> REQUIRED ACTION:
Below are the records; copy each line in which "return" occurs.

> DATA FOR PROCESSING:
☆ ☆ ☆ ☆

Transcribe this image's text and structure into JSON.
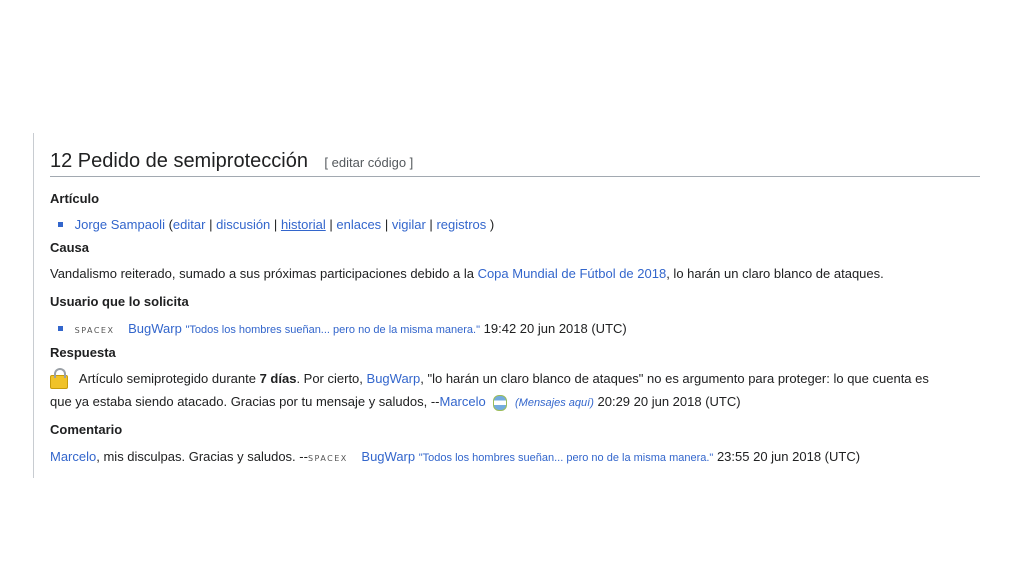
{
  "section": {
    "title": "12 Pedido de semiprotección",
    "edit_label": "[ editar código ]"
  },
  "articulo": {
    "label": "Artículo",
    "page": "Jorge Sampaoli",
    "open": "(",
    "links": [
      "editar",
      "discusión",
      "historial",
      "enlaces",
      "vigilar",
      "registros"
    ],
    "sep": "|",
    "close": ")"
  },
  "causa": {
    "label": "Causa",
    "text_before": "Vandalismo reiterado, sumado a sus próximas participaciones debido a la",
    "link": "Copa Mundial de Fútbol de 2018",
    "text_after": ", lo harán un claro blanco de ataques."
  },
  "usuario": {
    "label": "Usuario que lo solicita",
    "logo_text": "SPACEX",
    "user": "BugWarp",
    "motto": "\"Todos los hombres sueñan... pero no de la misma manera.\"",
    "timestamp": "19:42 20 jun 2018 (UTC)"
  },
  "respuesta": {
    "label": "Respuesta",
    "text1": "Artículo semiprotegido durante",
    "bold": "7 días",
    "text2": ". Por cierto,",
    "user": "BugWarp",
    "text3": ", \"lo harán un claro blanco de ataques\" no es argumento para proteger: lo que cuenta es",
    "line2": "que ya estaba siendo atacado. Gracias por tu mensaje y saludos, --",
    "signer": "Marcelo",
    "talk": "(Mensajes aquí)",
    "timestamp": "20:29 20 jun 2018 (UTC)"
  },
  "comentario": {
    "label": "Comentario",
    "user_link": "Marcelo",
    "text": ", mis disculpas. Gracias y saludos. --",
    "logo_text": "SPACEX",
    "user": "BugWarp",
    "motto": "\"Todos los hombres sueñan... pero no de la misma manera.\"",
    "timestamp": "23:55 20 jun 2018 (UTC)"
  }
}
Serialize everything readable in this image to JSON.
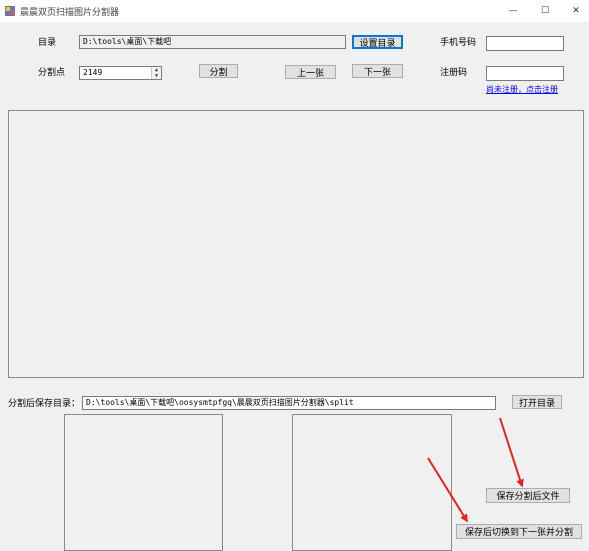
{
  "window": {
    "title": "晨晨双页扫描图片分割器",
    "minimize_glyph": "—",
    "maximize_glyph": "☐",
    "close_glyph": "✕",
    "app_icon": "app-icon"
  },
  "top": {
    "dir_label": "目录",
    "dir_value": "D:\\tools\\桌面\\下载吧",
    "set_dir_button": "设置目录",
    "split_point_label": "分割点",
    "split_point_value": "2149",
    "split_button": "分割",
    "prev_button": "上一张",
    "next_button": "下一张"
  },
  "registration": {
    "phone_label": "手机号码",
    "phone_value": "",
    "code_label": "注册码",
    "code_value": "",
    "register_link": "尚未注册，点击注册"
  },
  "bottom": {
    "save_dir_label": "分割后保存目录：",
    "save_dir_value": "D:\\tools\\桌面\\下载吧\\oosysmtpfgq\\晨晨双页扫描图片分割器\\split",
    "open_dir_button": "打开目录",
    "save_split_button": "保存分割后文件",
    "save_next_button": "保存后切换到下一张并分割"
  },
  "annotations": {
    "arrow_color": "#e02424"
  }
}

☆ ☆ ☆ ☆

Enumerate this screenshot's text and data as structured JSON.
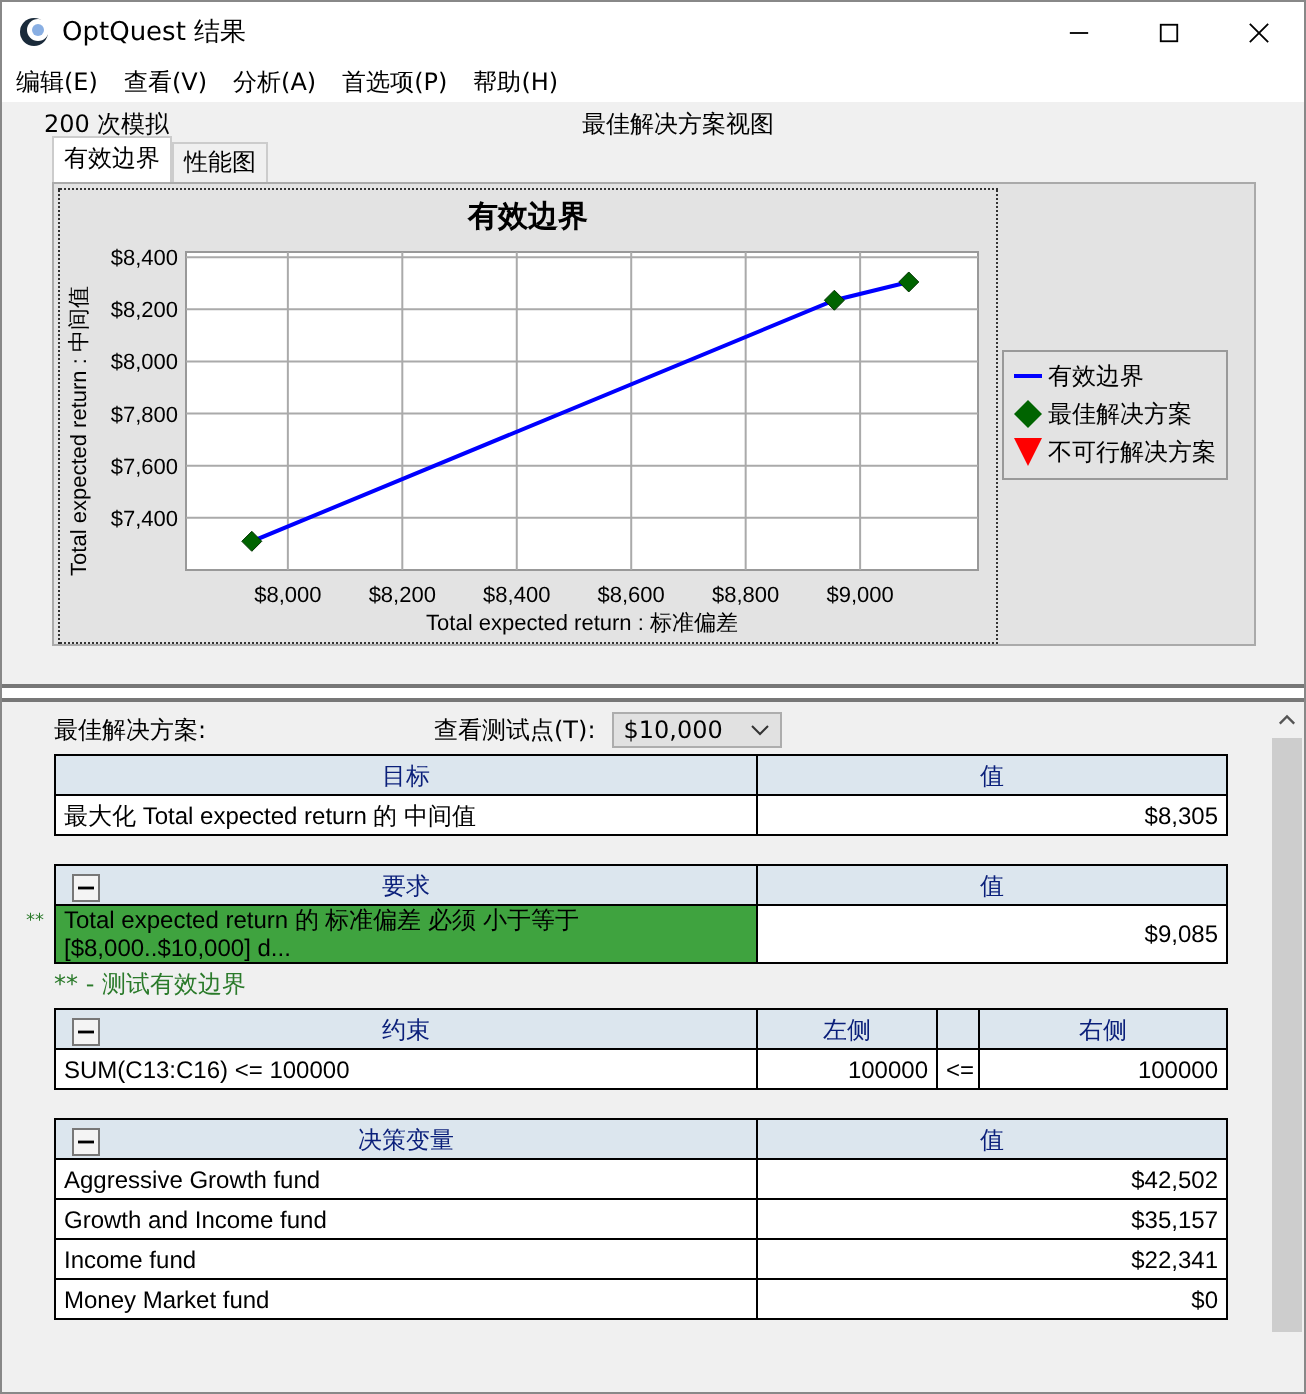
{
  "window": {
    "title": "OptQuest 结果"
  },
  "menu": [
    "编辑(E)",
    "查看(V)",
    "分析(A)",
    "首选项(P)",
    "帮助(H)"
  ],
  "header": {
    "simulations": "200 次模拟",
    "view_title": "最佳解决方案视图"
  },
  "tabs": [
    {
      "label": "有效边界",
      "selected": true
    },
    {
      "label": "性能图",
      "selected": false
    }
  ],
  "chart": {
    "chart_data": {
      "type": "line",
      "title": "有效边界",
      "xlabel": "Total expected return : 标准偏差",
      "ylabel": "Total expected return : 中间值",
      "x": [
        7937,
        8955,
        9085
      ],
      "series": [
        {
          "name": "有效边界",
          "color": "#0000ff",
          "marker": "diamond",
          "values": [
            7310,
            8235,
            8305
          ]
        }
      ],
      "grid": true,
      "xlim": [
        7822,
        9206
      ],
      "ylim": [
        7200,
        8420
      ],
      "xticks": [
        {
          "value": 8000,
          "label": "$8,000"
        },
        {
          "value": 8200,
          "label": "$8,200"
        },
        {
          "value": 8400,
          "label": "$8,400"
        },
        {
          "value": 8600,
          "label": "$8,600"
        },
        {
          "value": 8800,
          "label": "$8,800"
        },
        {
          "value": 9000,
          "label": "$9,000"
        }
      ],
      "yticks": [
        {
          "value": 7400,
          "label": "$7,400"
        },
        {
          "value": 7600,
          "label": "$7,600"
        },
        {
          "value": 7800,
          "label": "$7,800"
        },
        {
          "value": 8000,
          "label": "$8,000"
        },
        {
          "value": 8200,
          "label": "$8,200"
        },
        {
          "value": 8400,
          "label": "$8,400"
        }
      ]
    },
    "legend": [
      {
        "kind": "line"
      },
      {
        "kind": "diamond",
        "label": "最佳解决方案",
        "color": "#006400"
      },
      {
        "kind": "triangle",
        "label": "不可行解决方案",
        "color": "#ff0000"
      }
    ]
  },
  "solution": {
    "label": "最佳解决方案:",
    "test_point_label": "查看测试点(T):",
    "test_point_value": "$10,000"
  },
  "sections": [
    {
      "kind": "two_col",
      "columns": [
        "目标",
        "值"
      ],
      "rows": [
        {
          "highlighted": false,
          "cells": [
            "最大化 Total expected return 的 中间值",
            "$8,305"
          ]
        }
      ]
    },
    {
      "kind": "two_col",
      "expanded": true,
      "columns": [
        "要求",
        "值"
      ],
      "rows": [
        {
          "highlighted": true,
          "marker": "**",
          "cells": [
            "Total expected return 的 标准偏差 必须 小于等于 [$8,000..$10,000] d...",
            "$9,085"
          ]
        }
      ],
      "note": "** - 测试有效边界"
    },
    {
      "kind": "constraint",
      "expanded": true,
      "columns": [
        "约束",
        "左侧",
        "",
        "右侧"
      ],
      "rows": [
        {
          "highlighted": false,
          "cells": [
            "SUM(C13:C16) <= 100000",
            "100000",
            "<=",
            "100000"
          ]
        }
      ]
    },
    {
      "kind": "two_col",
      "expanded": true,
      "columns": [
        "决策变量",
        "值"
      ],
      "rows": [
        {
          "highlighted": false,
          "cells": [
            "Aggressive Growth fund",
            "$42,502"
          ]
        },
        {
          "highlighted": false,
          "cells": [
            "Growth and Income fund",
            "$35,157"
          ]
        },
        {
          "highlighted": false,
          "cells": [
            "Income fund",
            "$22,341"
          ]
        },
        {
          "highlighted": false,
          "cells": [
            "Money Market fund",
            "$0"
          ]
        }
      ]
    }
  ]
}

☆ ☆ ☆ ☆

> COMPLETED TASK:
      "xlabel": "Total expected return : 标准偏差",
      "ylabel": "Total expected return : 中间值",
            "最大化 Total expected return 的 中间值",
            "Total expected return 的 标准偏差 必须 小于等于 [$8,000..$10,000] d...",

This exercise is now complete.